START Working data

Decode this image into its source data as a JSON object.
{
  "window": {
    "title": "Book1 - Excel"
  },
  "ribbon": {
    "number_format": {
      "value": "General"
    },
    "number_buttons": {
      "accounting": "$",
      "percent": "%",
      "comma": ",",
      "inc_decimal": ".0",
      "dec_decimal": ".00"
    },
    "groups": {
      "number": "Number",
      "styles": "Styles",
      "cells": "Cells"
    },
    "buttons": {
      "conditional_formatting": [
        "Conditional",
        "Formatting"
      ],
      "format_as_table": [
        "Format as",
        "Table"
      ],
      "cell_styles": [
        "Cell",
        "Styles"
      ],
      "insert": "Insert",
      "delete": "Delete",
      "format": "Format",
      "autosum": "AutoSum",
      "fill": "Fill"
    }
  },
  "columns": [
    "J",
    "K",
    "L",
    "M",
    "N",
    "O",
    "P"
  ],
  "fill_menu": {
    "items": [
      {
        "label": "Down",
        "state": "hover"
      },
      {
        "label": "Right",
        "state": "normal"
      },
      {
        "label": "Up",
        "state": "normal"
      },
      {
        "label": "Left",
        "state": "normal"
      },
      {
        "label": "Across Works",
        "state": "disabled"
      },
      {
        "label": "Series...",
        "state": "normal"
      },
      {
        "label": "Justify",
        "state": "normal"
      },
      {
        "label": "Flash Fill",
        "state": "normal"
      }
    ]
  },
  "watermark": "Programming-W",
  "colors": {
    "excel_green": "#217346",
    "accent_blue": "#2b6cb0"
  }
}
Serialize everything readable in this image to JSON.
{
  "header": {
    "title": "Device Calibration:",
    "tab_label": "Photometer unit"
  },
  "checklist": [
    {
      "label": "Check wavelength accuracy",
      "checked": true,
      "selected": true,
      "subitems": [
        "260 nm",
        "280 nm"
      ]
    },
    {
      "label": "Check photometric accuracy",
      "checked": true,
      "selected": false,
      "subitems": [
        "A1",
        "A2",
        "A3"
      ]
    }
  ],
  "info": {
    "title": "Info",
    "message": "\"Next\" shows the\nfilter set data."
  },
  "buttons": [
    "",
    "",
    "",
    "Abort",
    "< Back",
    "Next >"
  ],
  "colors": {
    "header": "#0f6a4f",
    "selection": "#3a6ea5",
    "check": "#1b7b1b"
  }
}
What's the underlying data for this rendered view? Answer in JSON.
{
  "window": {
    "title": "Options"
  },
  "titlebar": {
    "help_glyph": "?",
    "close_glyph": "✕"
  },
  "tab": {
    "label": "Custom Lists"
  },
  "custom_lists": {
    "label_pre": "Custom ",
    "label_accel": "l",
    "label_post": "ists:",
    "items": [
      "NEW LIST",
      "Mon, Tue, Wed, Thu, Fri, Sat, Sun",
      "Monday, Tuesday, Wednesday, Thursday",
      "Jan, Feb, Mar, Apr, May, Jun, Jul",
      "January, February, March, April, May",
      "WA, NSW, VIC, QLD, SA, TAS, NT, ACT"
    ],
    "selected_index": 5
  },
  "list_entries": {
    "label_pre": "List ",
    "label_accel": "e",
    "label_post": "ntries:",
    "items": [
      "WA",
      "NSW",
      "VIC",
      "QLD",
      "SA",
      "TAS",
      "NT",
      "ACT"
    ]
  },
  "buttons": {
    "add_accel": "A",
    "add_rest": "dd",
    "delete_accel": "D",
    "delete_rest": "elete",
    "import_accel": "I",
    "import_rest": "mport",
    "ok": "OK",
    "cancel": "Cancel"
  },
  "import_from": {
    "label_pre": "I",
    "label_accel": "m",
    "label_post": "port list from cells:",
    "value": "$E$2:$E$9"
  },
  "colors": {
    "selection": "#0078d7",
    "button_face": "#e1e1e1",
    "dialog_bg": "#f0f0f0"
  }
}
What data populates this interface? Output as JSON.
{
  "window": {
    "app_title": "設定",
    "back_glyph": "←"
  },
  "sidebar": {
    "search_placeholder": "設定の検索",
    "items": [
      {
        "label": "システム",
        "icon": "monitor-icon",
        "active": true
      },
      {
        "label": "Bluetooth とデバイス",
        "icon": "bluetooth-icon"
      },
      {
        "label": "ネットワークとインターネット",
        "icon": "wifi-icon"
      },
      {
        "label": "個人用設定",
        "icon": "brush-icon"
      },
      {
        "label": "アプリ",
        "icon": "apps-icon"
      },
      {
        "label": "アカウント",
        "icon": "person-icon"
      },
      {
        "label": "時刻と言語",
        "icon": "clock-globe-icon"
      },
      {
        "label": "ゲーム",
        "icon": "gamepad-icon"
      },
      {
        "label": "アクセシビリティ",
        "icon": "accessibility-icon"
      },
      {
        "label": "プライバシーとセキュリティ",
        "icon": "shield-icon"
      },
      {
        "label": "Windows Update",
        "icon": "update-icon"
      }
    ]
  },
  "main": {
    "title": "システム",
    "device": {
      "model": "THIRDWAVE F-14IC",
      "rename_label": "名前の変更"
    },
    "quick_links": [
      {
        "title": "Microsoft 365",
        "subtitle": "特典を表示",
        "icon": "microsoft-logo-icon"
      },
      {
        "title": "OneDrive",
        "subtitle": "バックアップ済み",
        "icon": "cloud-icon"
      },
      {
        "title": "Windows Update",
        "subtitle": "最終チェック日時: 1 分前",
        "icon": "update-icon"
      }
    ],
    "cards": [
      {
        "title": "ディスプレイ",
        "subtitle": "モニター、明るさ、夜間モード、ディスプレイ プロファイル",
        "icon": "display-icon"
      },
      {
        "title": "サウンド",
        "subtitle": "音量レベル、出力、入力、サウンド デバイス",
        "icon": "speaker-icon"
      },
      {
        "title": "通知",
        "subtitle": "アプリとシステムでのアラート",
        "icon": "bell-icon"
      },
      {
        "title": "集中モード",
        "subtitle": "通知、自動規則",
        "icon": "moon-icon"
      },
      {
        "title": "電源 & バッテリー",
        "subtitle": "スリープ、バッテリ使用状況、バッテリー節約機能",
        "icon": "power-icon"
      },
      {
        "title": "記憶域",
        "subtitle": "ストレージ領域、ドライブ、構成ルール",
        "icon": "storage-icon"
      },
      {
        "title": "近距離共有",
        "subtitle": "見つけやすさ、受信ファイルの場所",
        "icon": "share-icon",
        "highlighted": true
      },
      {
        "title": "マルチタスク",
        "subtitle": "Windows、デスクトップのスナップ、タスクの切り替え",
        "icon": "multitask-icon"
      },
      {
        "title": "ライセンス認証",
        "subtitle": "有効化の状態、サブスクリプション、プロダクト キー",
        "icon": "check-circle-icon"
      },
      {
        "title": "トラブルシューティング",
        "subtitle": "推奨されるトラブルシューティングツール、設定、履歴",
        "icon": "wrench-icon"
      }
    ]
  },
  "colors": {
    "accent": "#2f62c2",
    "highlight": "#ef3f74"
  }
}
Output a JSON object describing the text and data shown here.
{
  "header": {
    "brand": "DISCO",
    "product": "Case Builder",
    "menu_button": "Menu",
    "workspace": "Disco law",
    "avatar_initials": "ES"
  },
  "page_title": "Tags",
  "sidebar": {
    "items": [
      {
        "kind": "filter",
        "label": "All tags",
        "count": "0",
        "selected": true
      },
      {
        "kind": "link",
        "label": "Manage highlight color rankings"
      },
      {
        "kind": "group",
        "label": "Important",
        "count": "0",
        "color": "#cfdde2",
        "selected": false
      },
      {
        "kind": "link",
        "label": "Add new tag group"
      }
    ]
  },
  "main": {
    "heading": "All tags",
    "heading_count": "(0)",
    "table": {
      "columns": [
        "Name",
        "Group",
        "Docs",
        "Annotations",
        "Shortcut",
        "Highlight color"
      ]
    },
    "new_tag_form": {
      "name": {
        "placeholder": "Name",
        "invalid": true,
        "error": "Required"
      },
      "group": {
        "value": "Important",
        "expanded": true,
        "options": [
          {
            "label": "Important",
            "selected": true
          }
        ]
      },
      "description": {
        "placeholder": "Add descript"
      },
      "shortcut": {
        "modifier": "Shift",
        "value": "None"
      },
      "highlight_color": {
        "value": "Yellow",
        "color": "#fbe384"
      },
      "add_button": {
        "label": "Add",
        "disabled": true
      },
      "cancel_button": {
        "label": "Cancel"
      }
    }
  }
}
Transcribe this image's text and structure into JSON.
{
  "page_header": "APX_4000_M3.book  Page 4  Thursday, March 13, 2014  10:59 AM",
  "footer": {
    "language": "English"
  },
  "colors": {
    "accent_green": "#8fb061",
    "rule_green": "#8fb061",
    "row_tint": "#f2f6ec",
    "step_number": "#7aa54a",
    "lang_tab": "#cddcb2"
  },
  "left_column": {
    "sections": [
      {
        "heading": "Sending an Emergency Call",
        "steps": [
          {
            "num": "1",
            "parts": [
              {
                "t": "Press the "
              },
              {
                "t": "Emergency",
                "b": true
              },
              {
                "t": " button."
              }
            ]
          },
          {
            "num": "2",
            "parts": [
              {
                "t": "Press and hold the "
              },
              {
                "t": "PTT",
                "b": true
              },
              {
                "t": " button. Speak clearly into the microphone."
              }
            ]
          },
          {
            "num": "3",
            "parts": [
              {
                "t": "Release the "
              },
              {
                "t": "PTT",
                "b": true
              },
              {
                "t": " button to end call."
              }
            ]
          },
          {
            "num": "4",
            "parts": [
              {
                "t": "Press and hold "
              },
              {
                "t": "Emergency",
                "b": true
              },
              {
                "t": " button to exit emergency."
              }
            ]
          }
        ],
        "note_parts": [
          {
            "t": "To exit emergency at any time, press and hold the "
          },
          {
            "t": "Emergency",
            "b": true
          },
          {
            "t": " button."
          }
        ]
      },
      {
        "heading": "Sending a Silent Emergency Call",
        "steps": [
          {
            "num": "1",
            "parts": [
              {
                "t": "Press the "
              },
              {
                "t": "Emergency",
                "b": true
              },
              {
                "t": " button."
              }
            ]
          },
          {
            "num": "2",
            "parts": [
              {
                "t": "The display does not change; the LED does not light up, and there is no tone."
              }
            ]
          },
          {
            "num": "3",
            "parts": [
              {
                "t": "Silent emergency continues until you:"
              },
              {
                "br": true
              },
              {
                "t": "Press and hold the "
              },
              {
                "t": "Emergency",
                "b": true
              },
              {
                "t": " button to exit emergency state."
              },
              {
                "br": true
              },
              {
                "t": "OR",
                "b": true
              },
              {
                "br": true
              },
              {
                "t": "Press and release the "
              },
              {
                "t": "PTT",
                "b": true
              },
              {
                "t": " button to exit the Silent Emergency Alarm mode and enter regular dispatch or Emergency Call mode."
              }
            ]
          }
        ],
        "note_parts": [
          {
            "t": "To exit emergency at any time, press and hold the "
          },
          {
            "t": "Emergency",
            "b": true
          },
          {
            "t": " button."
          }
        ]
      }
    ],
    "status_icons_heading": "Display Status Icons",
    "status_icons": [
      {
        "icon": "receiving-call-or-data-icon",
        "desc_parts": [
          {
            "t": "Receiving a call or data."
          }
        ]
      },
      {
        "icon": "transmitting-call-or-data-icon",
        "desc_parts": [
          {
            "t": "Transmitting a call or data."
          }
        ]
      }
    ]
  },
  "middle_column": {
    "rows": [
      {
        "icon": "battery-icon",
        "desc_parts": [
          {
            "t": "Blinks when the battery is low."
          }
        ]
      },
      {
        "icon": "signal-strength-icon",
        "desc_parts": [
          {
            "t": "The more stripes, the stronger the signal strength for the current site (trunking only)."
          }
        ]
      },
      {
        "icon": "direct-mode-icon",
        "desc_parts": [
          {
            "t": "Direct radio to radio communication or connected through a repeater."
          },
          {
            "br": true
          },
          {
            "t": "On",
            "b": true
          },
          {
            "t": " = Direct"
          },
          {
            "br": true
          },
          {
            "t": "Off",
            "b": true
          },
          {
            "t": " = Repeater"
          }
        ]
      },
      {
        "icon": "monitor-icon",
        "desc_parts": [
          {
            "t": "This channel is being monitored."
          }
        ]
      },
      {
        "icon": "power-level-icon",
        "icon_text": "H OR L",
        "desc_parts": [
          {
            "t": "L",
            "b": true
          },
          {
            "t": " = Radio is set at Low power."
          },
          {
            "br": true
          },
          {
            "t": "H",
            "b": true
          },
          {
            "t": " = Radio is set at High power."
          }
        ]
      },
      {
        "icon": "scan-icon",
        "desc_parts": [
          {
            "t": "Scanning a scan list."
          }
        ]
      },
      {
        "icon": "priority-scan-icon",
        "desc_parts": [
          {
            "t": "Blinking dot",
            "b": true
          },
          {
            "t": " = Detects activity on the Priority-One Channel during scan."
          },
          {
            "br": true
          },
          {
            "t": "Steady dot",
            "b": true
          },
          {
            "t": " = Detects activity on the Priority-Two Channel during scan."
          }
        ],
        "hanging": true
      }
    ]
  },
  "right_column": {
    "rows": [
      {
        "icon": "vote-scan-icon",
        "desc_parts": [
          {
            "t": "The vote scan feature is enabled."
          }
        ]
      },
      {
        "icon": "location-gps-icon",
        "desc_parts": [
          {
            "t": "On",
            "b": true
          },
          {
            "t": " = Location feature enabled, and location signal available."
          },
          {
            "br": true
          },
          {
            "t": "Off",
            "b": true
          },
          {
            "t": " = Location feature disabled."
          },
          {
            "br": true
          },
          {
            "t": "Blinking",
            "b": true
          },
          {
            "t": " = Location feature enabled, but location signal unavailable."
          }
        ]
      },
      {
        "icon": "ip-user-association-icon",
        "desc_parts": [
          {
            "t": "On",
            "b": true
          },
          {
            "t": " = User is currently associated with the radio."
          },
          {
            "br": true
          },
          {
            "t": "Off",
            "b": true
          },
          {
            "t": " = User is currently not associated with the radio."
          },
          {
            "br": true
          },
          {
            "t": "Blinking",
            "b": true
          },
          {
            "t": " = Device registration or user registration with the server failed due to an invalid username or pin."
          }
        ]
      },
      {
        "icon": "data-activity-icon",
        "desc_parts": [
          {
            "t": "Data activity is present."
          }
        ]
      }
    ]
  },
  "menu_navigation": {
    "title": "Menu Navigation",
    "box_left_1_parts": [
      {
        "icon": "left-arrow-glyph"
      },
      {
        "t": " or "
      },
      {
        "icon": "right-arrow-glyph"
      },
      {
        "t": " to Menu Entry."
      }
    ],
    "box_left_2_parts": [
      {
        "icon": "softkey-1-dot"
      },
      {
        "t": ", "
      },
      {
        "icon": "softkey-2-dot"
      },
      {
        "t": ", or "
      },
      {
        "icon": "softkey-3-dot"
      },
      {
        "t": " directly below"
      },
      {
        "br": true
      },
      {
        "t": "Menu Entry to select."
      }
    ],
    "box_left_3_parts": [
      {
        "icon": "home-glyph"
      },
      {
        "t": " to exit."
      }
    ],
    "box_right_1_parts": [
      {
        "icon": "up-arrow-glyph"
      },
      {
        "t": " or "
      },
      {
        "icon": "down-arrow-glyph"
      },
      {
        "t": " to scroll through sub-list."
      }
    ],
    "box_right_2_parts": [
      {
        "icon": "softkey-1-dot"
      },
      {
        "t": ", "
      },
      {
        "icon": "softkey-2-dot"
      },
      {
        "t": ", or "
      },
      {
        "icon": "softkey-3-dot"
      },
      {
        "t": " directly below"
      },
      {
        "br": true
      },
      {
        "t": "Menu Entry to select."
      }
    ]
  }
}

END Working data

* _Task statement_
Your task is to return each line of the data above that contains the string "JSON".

* _Answer to the problem_
Decode this image into its source data as a JSON object.
Serialize everything readable in this image to JSON.
What's the underlying data for this rendered view? Answer in JSON.
What data populates this interface? Output as JSON.
Output a JSON object describing the text and data shown here.
Transcribe this image's text and structure into JSON.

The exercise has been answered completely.